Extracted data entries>
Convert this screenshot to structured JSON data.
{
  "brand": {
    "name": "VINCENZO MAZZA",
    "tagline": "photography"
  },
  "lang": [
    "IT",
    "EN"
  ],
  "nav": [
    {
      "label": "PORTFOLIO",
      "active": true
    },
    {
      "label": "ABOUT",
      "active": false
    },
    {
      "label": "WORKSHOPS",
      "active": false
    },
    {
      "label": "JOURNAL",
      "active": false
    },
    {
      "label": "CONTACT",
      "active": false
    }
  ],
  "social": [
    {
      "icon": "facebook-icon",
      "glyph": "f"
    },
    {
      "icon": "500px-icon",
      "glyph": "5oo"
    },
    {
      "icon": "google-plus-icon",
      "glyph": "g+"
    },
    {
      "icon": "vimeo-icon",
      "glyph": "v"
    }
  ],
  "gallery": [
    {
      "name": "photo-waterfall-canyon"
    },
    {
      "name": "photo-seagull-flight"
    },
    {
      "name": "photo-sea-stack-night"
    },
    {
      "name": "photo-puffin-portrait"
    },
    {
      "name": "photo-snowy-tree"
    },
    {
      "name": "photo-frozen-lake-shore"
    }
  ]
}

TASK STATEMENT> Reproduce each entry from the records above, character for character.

RESULT FOR THIS EXERCISE>
Convert this screenshot to structured JSON data.
{
  "brand": {
    "name": "VINCENZO MAZZA",
    "tagline": "photography"
  },
  "lang": [
    "IT",
    "EN"
  ],
  "nav": [
    {
      "label": "PORTFOLIO",
      "active": true
    },
    {
      "label": "ABOUT",
      "active": false
    },
    {
      "label": "WORKSHOPS",
      "active": false
    },
    {
      "label": "JOURNAL",
      "active": false
    },
    {
      "label": "CONTACT",
      "active": false
    }
  ],
  "social": [
    {
      "icon": "facebook-icon",
      "glyph": "f"
    },
    {
      "icon": "500px-icon",
      "glyph": "5oo"
    },
    {
      "icon": "google-plus-icon",
      "glyph": "g+"
    },
    {
      "icon": "vimeo-icon",
      "glyph": "v"
    }
  ],
  "gallery": [
    {
      "name": "photo-waterfall-canyon"
    },
    {
      "name": "photo-seagull-flight"
    },
    {
      "name": "photo-sea-stack-night"
    },
    {
      "name": "photo-puffin-portrait"
    },
    {
      "name": "photo-snowy-tree"
    },
    {
      "name": "photo-frozen-lake-shore"
    }
  ]
}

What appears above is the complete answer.